Problem to work on
The records below are to be written out again, exactly as they appear.

* * *

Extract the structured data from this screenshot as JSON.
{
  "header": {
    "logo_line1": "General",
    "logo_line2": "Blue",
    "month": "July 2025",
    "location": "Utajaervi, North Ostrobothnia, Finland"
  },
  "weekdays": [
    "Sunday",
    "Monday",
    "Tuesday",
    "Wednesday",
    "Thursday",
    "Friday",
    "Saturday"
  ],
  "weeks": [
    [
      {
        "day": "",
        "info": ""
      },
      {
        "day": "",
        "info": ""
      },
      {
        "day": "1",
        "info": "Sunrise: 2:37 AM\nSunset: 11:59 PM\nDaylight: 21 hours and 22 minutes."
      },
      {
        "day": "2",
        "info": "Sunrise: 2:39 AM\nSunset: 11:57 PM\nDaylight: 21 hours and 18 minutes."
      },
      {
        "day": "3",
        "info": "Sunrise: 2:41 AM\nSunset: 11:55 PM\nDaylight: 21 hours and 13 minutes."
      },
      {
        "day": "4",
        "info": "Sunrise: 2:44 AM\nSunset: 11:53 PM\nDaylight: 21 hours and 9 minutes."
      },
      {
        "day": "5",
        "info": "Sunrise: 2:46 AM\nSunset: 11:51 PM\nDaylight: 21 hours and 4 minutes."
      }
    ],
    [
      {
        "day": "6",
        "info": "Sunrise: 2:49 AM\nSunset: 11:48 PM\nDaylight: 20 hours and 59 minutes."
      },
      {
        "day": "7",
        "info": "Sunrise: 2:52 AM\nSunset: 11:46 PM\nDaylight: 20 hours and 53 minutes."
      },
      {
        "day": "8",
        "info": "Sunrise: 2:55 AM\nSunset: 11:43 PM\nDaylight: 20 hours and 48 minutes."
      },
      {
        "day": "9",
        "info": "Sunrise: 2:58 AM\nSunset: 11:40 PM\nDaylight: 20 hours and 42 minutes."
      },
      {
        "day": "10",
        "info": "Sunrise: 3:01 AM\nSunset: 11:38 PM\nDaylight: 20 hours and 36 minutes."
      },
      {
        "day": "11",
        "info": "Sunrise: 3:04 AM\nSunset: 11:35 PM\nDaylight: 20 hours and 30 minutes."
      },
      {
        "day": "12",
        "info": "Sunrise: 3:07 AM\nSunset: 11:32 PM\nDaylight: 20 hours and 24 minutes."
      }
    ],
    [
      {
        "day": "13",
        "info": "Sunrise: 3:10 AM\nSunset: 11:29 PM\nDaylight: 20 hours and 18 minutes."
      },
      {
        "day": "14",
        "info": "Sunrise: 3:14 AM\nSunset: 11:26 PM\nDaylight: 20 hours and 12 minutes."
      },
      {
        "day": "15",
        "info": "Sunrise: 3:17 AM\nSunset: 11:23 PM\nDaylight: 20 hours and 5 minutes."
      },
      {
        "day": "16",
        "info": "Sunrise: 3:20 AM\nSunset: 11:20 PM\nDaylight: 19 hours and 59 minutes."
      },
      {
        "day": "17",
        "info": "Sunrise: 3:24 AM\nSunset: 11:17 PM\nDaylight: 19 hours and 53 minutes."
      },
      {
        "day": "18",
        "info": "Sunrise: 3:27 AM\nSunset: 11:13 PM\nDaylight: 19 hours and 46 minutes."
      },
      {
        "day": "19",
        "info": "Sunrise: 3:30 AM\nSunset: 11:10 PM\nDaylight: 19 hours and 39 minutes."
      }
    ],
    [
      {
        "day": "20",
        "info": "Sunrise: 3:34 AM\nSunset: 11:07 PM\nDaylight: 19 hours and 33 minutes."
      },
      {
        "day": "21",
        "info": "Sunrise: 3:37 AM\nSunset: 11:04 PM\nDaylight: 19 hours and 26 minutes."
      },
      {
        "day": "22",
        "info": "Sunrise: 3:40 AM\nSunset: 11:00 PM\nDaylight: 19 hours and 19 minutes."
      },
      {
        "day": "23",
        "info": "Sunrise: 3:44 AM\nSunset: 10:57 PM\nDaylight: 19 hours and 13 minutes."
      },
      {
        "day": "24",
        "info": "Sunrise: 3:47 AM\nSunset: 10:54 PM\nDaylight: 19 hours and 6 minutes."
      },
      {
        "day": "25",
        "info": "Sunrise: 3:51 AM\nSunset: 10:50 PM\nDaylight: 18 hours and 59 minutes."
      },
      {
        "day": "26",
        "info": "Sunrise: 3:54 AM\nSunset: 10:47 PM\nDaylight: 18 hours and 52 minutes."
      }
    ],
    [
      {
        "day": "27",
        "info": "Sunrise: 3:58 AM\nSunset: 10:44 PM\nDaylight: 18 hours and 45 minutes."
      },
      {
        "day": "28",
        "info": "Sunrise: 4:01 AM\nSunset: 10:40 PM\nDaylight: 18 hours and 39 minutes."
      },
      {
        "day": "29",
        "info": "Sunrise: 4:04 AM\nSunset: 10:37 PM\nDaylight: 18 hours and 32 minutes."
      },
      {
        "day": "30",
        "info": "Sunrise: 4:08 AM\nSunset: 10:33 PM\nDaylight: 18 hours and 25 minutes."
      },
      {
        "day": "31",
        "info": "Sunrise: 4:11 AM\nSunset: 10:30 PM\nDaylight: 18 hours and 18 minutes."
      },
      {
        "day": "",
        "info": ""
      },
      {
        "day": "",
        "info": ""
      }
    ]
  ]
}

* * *

Exercise response
Extract the structured data from this screenshot as JSON.
{
  "header": {
    "logo_line1": "General",
    "logo_line2": "Blue",
    "month": "July 2025",
    "location": "Utajaervi, North Ostrobothnia, Finland"
  },
  "weekdays": [
    "Sunday",
    "Monday",
    "Tuesday",
    "Wednesday",
    "Thursday",
    "Friday",
    "Saturday"
  ],
  "weeks": [
    [
      {
        "day": "",
        "info": ""
      },
      {
        "day": "",
        "info": ""
      },
      {
        "day": "1",
        "info": "Sunrise: 2:37 AM\nSunset: 11:59 PM\nDaylight: 21 hours and 22 minutes."
      },
      {
        "day": "2",
        "info": "Sunrise: 2:39 AM\nSunset: 11:57 PM\nDaylight: 21 hours and 18 minutes."
      },
      {
        "day": "3",
        "info": "Sunrise: 2:41 AM\nSunset: 11:55 PM\nDaylight: 21 hours and 13 minutes."
      },
      {
        "day": "4",
        "info": "Sunrise: 2:44 AM\nSunset: 11:53 PM\nDaylight: 21 hours and 9 minutes."
      },
      {
        "day": "5",
        "info": "Sunrise: 2:46 AM\nSunset: 11:51 PM\nDaylight: 21 hours and 4 minutes."
      }
    ],
    [
      {
        "day": "6",
        "info": "Sunrise: 2:49 AM\nSunset: 11:48 PM\nDaylight: 20 hours and 59 minutes."
      },
      {
        "day": "7",
        "info": "Sunrise: 2:52 AM\nSunset: 11:46 PM\nDaylight: 20 hours and 53 minutes."
      },
      {
        "day": "8",
        "info": "Sunrise: 2:55 AM\nSunset: 11:43 PM\nDaylight: 20 hours and 48 minutes."
      },
      {
        "day": "9",
        "info": "Sunrise: 2:58 AM\nSunset: 11:40 PM\nDaylight: 20 hours and 42 minutes."
      },
      {
        "day": "10",
        "info": "Sunrise: 3:01 AM\nSunset: 11:38 PM\nDaylight: 20 hours and 36 minutes."
      },
      {
        "day": "11",
        "info": "Sunrise: 3:04 AM\nSunset: 11:35 PM\nDaylight: 20 hours and 30 minutes."
      },
      {
        "day": "12",
        "info": "Sunrise: 3:07 AM\nSunset: 11:32 PM\nDaylight: 20 hours and 24 minutes."
      }
    ],
    [
      {
        "day": "13",
        "info": "Sunrise: 3:10 AM\nSunset: 11:29 PM\nDaylight: 20 hours and 18 minutes."
      },
      {
        "day": "14",
        "info": "Sunrise: 3:14 AM\nSunset: 11:26 PM\nDaylight: 20 hours and 12 minutes."
      },
      {
        "day": "15",
        "info": "Sunrise: 3:17 AM\nSunset: 11:23 PM\nDaylight: 20 hours and 5 minutes."
      },
      {
        "day": "16",
        "info": "Sunrise: 3:20 AM\nSunset: 11:20 PM\nDaylight: 19 hours and 59 minutes."
      },
      {
        "day": "17",
        "info": "Sunrise: 3:24 AM\nSunset: 11:17 PM\nDaylight: 19 hours and 53 minutes."
      },
      {
        "day": "18",
        "info": "Sunrise: 3:27 AM\nSunset: 11:13 PM\nDaylight: 19 hours and 46 minutes."
      },
      {
        "day": "19",
        "info": "Sunrise: 3:30 AM\nSunset: 11:10 PM\nDaylight: 19 hours and 39 minutes."
      }
    ],
    [
      {
        "day": "20",
        "info": "Sunrise: 3:34 AM\nSunset: 11:07 PM\nDaylight: 19 hours and 33 minutes."
      },
      {
        "day": "21",
        "info": "Sunrise: 3:37 AM\nSunset: 11:04 PM\nDaylight: 19 hours and 26 minutes."
      },
      {
        "day": "22",
        "info": "Sunrise: 3:40 AM\nSunset: 11:00 PM\nDaylight: 19 hours and 19 minutes."
      },
      {
        "day": "23",
        "info": "Sunrise: 3:44 AM\nSunset: 10:57 PM\nDaylight: 19 hours and 13 minutes."
      },
      {
        "day": "24",
        "info": "Sunrise: 3:47 AM\nSunset: 10:54 PM\nDaylight: 19 hours and 6 minutes."
      },
      {
        "day": "25",
        "info": "Sunrise: 3:51 AM\nSunset: 10:50 PM\nDaylight: 18 hours and 59 minutes."
      },
      {
        "day": "26",
        "info": "Sunrise: 3:54 AM\nSunset: 10:47 PM\nDaylight: 18 hours and 52 minutes."
      }
    ],
    [
      {
        "day": "27",
        "info": "Sunrise: 3:58 AM\nSunset: 10:44 PM\nDaylight: 18 hours and 45 minutes."
      },
      {
        "day": "28",
        "info": "Sunrise: 4:01 AM\nSunset: 10:40 PM\nDaylight: 18 hours and 39 minutes."
      },
      {
        "day": "29",
        "info": "Sunrise: 4:04 AM\nSunset: 10:37 PM\nDaylight: 18 hours and 32 minutes."
      },
      {
        "day": "30",
        "info": "Sunrise: 4:08 AM\nSunset: 10:33 PM\nDaylight: 18 hours and 25 minutes."
      },
      {
        "day": "31",
        "info": "Sunrise: 4:11 AM\nSunset: 10:30 PM\nDaylight: 18 hours and 18 minutes."
      },
      {
        "day": "",
        "info": ""
      },
      {
        "day": "",
        "info": ""
      }
    ]
  ]
}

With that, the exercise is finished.